-- SUPPLIED ENTRIES follows --

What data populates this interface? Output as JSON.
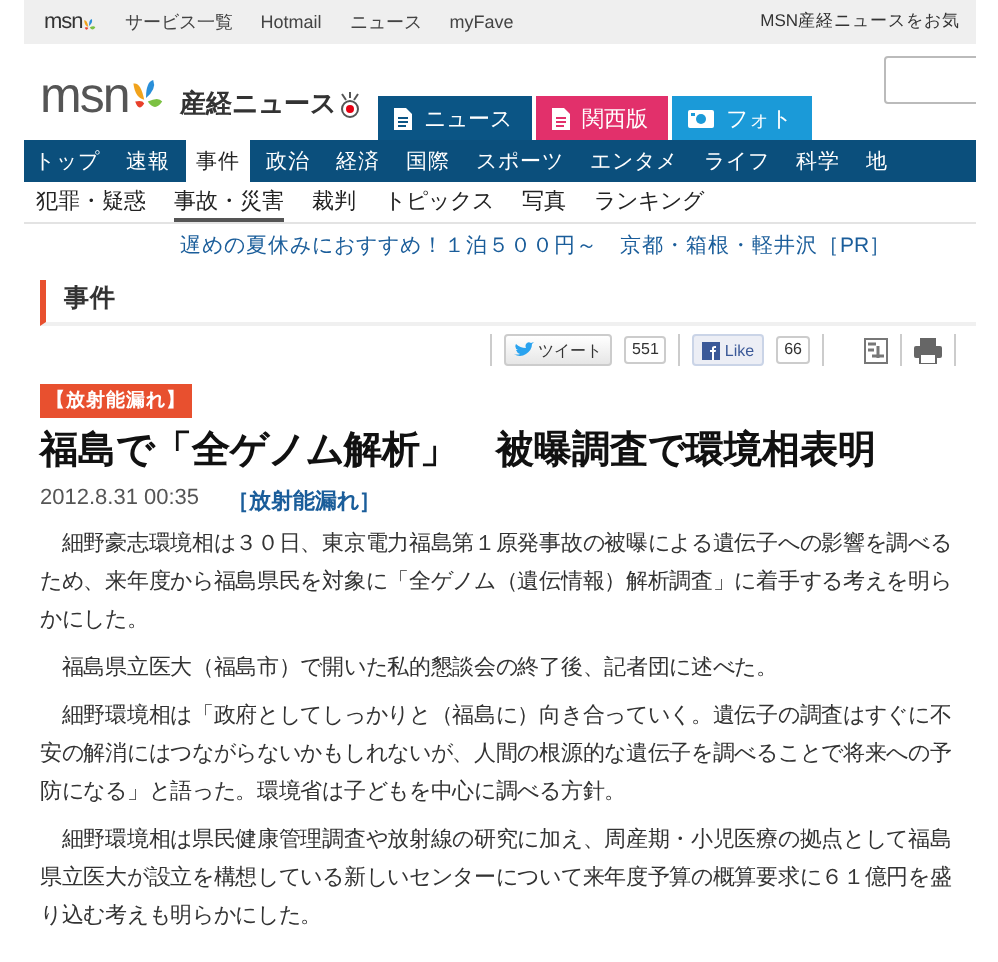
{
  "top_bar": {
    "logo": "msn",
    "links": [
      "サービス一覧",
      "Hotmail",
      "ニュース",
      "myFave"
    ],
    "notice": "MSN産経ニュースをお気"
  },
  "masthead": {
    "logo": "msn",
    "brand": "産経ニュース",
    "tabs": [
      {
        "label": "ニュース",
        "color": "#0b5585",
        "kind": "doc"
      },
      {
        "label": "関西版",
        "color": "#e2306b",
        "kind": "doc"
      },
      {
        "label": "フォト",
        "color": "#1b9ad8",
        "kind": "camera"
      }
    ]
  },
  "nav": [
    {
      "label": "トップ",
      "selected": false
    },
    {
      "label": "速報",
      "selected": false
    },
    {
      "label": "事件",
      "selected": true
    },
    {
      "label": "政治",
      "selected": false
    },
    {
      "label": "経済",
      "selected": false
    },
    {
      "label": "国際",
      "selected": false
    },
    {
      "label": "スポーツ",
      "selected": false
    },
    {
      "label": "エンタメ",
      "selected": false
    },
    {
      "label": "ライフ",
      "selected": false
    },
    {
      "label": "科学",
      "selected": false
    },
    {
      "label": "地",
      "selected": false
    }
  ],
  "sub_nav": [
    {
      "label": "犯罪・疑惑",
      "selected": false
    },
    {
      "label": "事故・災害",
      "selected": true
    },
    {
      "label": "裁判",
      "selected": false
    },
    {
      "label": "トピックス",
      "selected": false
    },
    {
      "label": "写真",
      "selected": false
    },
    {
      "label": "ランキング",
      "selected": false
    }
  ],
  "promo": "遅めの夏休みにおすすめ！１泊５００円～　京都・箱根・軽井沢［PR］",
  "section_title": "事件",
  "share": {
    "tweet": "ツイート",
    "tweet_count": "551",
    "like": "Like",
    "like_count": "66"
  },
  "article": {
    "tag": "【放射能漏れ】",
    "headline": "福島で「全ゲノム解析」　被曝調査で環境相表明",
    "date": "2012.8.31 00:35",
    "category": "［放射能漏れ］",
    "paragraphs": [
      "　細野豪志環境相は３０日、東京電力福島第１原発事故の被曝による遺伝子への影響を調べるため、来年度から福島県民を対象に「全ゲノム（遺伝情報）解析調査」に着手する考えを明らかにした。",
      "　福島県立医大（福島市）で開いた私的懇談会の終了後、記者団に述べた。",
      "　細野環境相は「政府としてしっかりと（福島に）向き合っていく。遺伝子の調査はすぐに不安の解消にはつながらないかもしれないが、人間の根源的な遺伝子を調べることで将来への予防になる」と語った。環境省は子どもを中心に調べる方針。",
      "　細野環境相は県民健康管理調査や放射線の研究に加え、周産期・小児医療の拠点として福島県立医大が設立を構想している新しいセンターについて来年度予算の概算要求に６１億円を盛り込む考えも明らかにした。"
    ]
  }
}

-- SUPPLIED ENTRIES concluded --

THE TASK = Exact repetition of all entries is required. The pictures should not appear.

SOLUTION =
What data populates this interface? Output as JSON.
{
  "top_bar": {
    "logo": "msn",
    "links": [
      "サービス一覧",
      "Hotmail",
      "ニュース",
      "myFave"
    ],
    "notice": "MSN産経ニュースをお気"
  },
  "masthead": {
    "logo": "msn",
    "brand": "産経ニュース",
    "tabs": [
      {
        "label": "ニュース",
        "color": "#0b5585",
        "kind": "doc"
      },
      {
        "label": "関西版",
        "color": "#e2306b",
        "kind": "doc"
      },
      {
        "label": "フォト",
        "color": "#1b9ad8",
        "kind": "camera"
      }
    ]
  },
  "nav": [
    {
      "label": "トップ",
      "selected": false
    },
    {
      "label": "速報",
      "selected": false
    },
    {
      "label": "事件",
      "selected": true
    },
    {
      "label": "政治",
      "selected": false
    },
    {
      "label": "経済",
      "selected": false
    },
    {
      "label": "国際",
      "selected": false
    },
    {
      "label": "スポーツ",
      "selected": false
    },
    {
      "label": "エンタメ",
      "selected": false
    },
    {
      "label": "ライフ",
      "selected": false
    },
    {
      "label": "科学",
      "selected": false
    },
    {
      "label": "地",
      "selected": false
    }
  ],
  "sub_nav": [
    {
      "label": "犯罪・疑惑",
      "selected": false
    },
    {
      "label": "事故・災害",
      "selected": true
    },
    {
      "label": "裁判",
      "selected": false
    },
    {
      "label": "トピックス",
      "selected": false
    },
    {
      "label": "写真",
      "selected": false
    },
    {
      "label": "ランキング",
      "selected": false
    }
  ],
  "promo": "遅めの夏休みにおすすめ！１泊５００円～　京都・箱根・軽井沢［PR］",
  "section_title": "事件",
  "share": {
    "tweet": "ツイート",
    "tweet_count": "551",
    "like": "Like",
    "like_count": "66"
  },
  "article": {
    "tag": "【放射能漏れ】",
    "headline": "福島で「全ゲノム解析」　被曝調査で環境相表明",
    "date": "2012.8.31 00:35",
    "category": "［放射能漏れ］",
    "paragraphs": [
      "　細野豪志環境相は３０日、東京電力福島第１原発事故の被曝による遺伝子への影響を調べるため、来年度から福島県民を対象に「全ゲノム（遺伝情報）解析調査」に着手する考えを明らかにした。",
      "　福島県立医大（福島市）で開いた私的懇談会の終了後、記者団に述べた。",
      "　細野環境相は「政府としてしっかりと（福島に）向き合っていく。遺伝子の調査はすぐに不安の解消にはつながらないかもしれないが、人間の根源的な遺伝子を調べることで将来への予防になる」と語った。環境省は子どもを中心に調べる方針。",
      "　細野環境相は県民健康管理調査や放射線の研究に加え、周産期・小児医療の拠点として福島県立医大が設立を構想している新しいセンターについて来年度予算の概算要求に６１億円を盛り込む考えも明らかにした。"
    ]
  }
}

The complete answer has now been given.